In the arts, music-based cultures took inspiration from ‘90s trends such as punk and alternative. Bands began a new music genre, using the medium to vent about the superficiality in mainstream Y2K, dealing with social ostracization and battling mental illnesses. Thus, emo and scene were born. Through MySpace, YouTube, newly formed rock bands, and the iconic Hot Topic, emo and scene culture flourished. It was all skinny jeans, worn Sharpie-doodled converse, razor-shaven and brightly dyed hair streaks, fishnet gloves, kandi bracelets, nightcore song covers and eyeliner; like, A LOT of eyeliner. And let us never forget the internet slang singlehandedly created by all these angsty teens (I was one of them) : RAWR XD  

Photo by Curatoroflife via Wikimedia Commons | Actress Sasha Owens visits Selfie Utopia, wearing fashion that closely parallels early 2000s fashion.

Now, nearly 15 years after its original creation, Y2K, emo and scene have made a total comeback. The 2020s brought forth a new age of appreciation for nostalgia; finding comfort in a time that millennials and Zoomers didn’t know was pleasant. Pop culture has also jumped on the bandwagon and brought back some prominent icons of the Y2K childhood, such as the new Barbie movie, the new Bratz dolls that have grown with their audience and makeup companies selling nostalgic cartoon-themed sets such as the Lizzie McGuire-themed eyeshadow palettes. The overwhelming amount of stress and anxieties because of “grind” culture and capitalism have made it harder for younger generations to follow their passions. So, they have taken to traveling back to a simpler time when they were young (get the reference?). Allowing themselves to feel more joy than they used to. This leans a bit more towards emo and scene since these cultures revolved heavily around not being able to fit in; coping mechanisms to deal with the outside world and attempt to love themselves for their differences. 

The Y2K revival has become a more welcoming community, acknowledging the damage in glorifying celebrities and choosing to stay ignorant in an ever-expanding world.

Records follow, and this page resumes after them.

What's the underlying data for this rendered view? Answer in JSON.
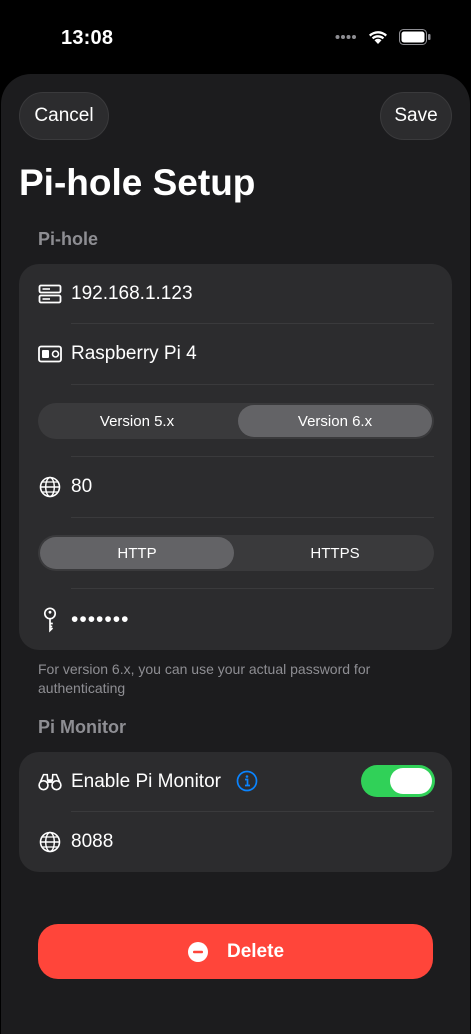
{
  "status": {
    "time": "13:08"
  },
  "nav": {
    "cancel_label": "Cancel",
    "save_label": "Save"
  },
  "title": "Pi-hole Setup",
  "pihole": {
    "section_label": "Pi-hole",
    "address": "192.168.1.123",
    "name": "Raspberry Pi 4",
    "version_options": [
      "Version 5.x",
      "Version 6.x"
    ],
    "version_selected": "Version 6.x",
    "port": "80",
    "protocol_options": [
      "HTTP",
      "HTTPS"
    ],
    "protocol_selected": "HTTP",
    "password_masked": "•••••••",
    "footnote": "For version 6.x, you can use your actual password for authenticating"
  },
  "monitor": {
    "section_label": "Pi Monitor",
    "enable_label": "Enable Pi Monitor",
    "enabled": true,
    "port": "8088"
  },
  "delete_label": "Delete",
  "colors": {
    "toggle_on": "#30d158",
    "delete": "#ff453a",
    "info": "#0a84ff"
  },
  "icons": {
    "address": "server-icon",
    "name": "id-card-icon",
    "port": "globe-icon",
    "password": "key-icon",
    "monitor": "binoculars-icon",
    "info": "info-icon",
    "delete": "minus-circle-icon"
  }
}
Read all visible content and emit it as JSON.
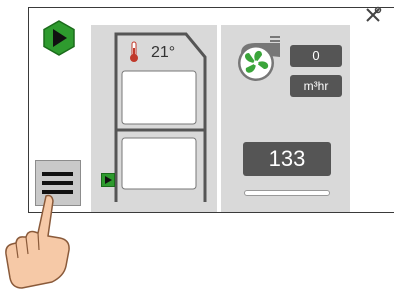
{
  "controls": {
    "play_icon": "play-icon",
    "settings_icon": "wrench-screwdriver-icon",
    "menu_icon": "hamburger-menu-icon"
  },
  "appliance": {
    "temperature": "21°",
    "thermometer_icon": "thermometer-icon",
    "indicator_icon": "small-play-icon"
  },
  "fan": {
    "icon": "fan-icon",
    "flow_value": "0",
    "flow_unit": "m³hr",
    "setpoint": "133",
    "slider_level": 0
  },
  "colors": {
    "accent_green": "#2e9b2e",
    "panel_gray": "#d9d9d9",
    "box_dark": "#555555"
  }
}
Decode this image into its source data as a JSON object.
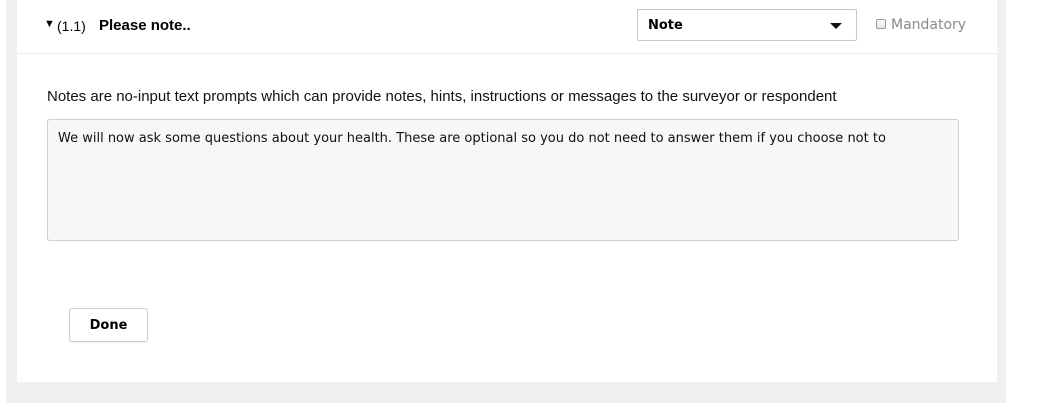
{
  "question": {
    "toggle_glyph": "▼",
    "number": "(1.1)",
    "title": "Please note.."
  },
  "type_select": {
    "selected": "Note"
  },
  "mandatory": {
    "label": "Mandatory",
    "checked": false
  },
  "description": "Notes are no-input text prompts which can provide notes, hints, instructions or messages to the surveyor or respondent",
  "note_text": "We will now ask some questions about your health. These are optional so you do not need to answer them if you choose not to",
  "done_label": "Done",
  "colors": {
    "page_bg": "#f0f0f0",
    "card_bg": "#ffffff",
    "textarea_bg": "#f7f7f7",
    "muted_text": "#8a8a8a"
  }
}
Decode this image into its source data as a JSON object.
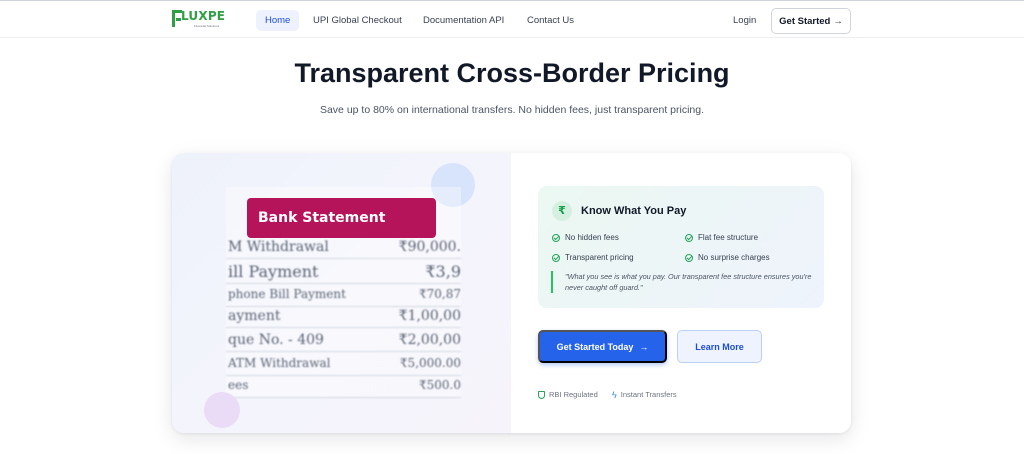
{
  "brand": {
    "name": "LUXPE",
    "tagline": "Financial Solutions",
    "color": "#2f9e44"
  },
  "nav": {
    "links": [
      {
        "label": "Home",
        "active": true
      },
      {
        "label": "UPI Global Checkout",
        "active": false
      },
      {
        "label": "Documentation API",
        "active": false
      },
      {
        "label": "Contact Us",
        "active": false
      }
    ],
    "login_label": "Login",
    "get_started_label": "Get Started",
    "get_started_icon": "arrow-right-icon"
  },
  "hero": {
    "title": "Transparent Cross-Border Pricing",
    "subtitle": "Save up to 80% on international transfers. No hidden fees, just transparent pricing."
  },
  "statement": {
    "header": "Bank Statement",
    "rows": [
      {
        "label": "M Withdrawal",
        "amount": "₹90,000."
      },
      {
        "label": "ill Payment",
        "amount": "₹3,9"
      },
      {
        "label": "phone Bill Payment",
        "amount": "₹70,87"
      },
      {
        "label": "ayment",
        "amount": "₹1,00,00"
      },
      {
        "label": "que No. - 409",
        "amount": "₹2,00,00"
      },
      {
        "label": "ATM Withdrawal",
        "amount": "₹5,000.00"
      },
      {
        "label": "ees",
        "amount": "₹500.0"
      }
    ]
  },
  "pricing": {
    "icon": "rupee-icon",
    "icon_glyph": "₹",
    "title": "Know What You Pay",
    "features": [
      "No hidden fees",
      "Flat fee structure",
      "Transparent pricing",
      "No surprise charges"
    ],
    "quote": "\"What you see is what you pay. Our transparent fee structure ensures you're never caught off guard.\""
  },
  "actions": {
    "primary_label": "Get Started Today",
    "primary_icon": "arrow-right-icon",
    "secondary_label": "Learn More"
  },
  "badges": [
    {
      "icon": "shield-check-icon",
      "label": "RBI Regulated"
    },
    {
      "icon": "lightning-icon",
      "label": "Instant Transfers"
    }
  ],
  "colors": {
    "accent": "#2563eb",
    "success": "#22a55b",
    "statement_header": "#b5145a"
  }
}
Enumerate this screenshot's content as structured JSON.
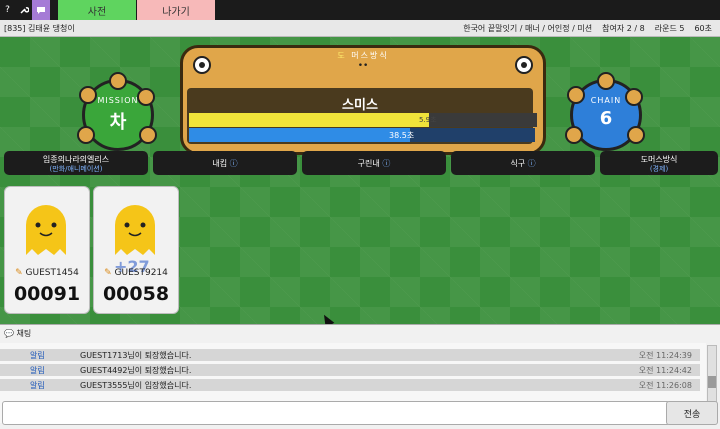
{
  "topbar": {
    "icons": [
      {
        "name": "help-icon",
        "glyph": "?"
      },
      {
        "name": "wrench-icon",
        "glyph": "🔧"
      },
      {
        "name": "chat-bubble-icon",
        "glyph": "💬"
      }
    ],
    "dict_label": "사전",
    "exit_label": "나가기",
    "colors": {
      "dict": "#5fd45f",
      "exit": "#f7b9b9",
      "chat": "#a57bd6"
    }
  },
  "room": {
    "info": "[835] 김태윤 댕청이",
    "mode": "한국어 끝말잇기 / 매너 / 어인정 / 미션",
    "players": "참여자 2 / 8",
    "round": "라운드 5",
    "time": "60초"
  },
  "game": {
    "board_title_first": "도",
    "board_title_rest": "머스방식",
    "hint_dots": "••",
    "current_word": "스미스",
    "turn_time": "5.9초",
    "turn_ratio": 0.69,
    "round_time": "38.5초",
    "round_ratio": 0.64,
    "mission_label": "MISSION",
    "mission_char": "차",
    "chain_label": "CHAIN",
    "chain_value": "6"
  },
  "history": [
    {
      "word": "임종의나라의엘리스",
      "meaning": "(만화/애니메이션)"
    },
    {
      "word": "내킴",
      "meaning": "ⓘ"
    },
    {
      "word": "구린내",
      "meaning": "ⓘ"
    },
    {
      "word": "식구",
      "meaning": "ⓘ"
    },
    {
      "word": "도머스방식",
      "meaning": "(경제)"
    }
  ],
  "players": [
    {
      "name": "GUEST1454",
      "score": "00091",
      "plus": ""
    },
    {
      "name": "GUEST9214",
      "score": "00058",
      "plus": "+27"
    }
  ],
  "chat": {
    "header": "채팅",
    "messages": [
      {
        "who": "알림",
        "text": "GUEST1713님이 퇴장했습니다.",
        "time": "오전 11:24:39"
      },
      {
        "who": "알림",
        "text": "GUEST4492님이 퇴장했습니다.",
        "time": "오전 11:24:42"
      },
      {
        "who": "알림",
        "text": "GUEST3555님이 입장했습니다.",
        "time": "오전 11:26:08"
      }
    ],
    "input_placeholder": "",
    "send_label": "전송"
  }
}
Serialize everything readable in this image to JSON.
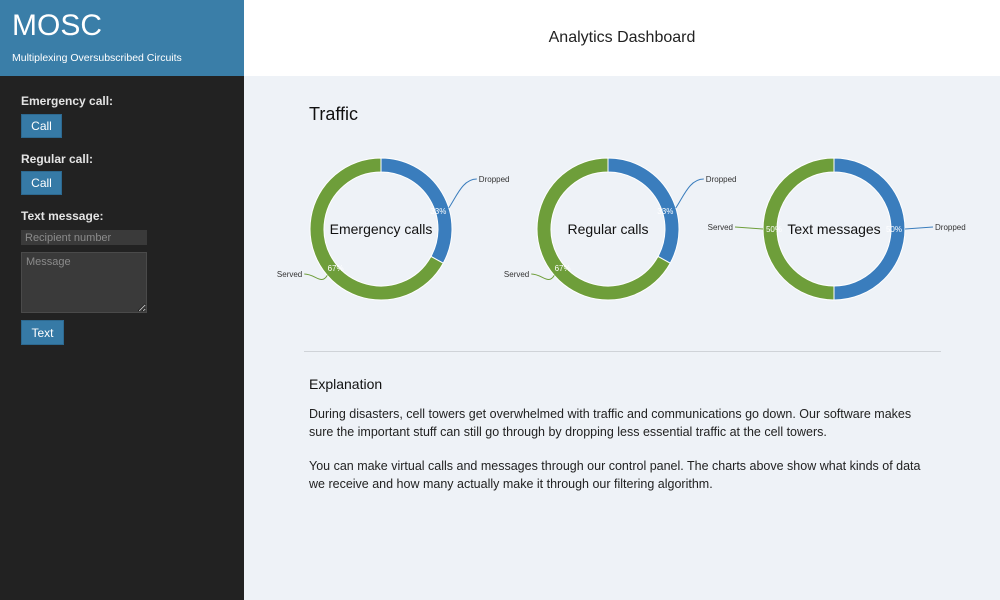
{
  "brand": {
    "title": "MOSC",
    "subtitle": "Multiplexing Oversubscribed Circuits"
  },
  "sidebar": {
    "emergency_label": "Emergency call:",
    "emergency_button": "Call",
    "regular_label": "Regular call:",
    "regular_button": "Call",
    "text_label": "Text message:",
    "recipient_placeholder": "Recipient number",
    "message_placeholder": "Message",
    "text_button": "Text"
  },
  "header": {
    "title": "Analytics Dashboard"
  },
  "main": {
    "traffic_title": "Traffic",
    "explanation_title": "Explanation",
    "paragraphs": [
      "During disasters, cell towers get overwhelmed with traffic and communications go down. Our software makes sure the important stuff can still go through by dropping less essential traffic at the cell towers.",
      "You can make virtual calls and messages through our control panel. The charts above show what kinds of data we receive and how many actually make it through our filtering algorithm."
    ]
  },
  "colors": {
    "served": "#6e9e3a",
    "dropped": "#3a7dbd",
    "brand": "#3a7ea8"
  },
  "chart_data": [
    {
      "type": "pie",
      "title": "Emergency calls",
      "categories": [
        "Dropped",
        "Served"
      ],
      "values": [
        33,
        67
      ],
      "labels": [
        "33%",
        "67%"
      ]
    },
    {
      "type": "pie",
      "title": "Regular calls",
      "categories": [
        "Dropped",
        "Served"
      ],
      "values": [
        33,
        67
      ],
      "labels": [
        "33%",
        "67%"
      ]
    },
    {
      "type": "pie",
      "title": "Text messages",
      "categories": [
        "Dropped",
        "Served"
      ],
      "values": [
        50,
        50
      ],
      "labels": [
        "50%",
        "50%"
      ]
    }
  ]
}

Both pink-glamour Y2K and alternative Y2K have taken to accepting themselves and others around them and being more vocal in social justice movements, especially those involving queer folk and POC, acknowledging the influence that black and trans women have had towards the aesthetics behind each Y2K community. 

I was personally so excited to see this resurgence. Many other movements have been recently popularized as well, but emo and scene really struck a chord with me. I also used to be a baby emo back in middle school, as it was the closest I could get to being goth while living in a strict household. Being bullied and never being able to fit in, I genuinely felt alone for the longest time. Thinking back, it genuinely was such a horrible time for me. But discovering anime, video games and emo bands gave me a safe space where I could be vulnerable and honest in a way that I never was on the outside. This is where I began experimenting with makeup and wearing black, and even though deep down I wanted to evolve into a goth. I was still content with the new hobbies I’d found. Now, I’m 23 years old and finally able to dress exactly how I want to. I look back on that young girl who hid and kept quiet and dreamed about looking exactly how I do now. That girl is now happy, and I can now enjoy the same things she did without any shame. 

“I don’t care. We’ll carry on.”
-Gerard Way, My Chemical Romance

Photo by Reprise Records | My Chemical Romance posing for a photo shoot to celebrate the release of their “Three Cheers for Sweet Revenge” album on June 8, 2004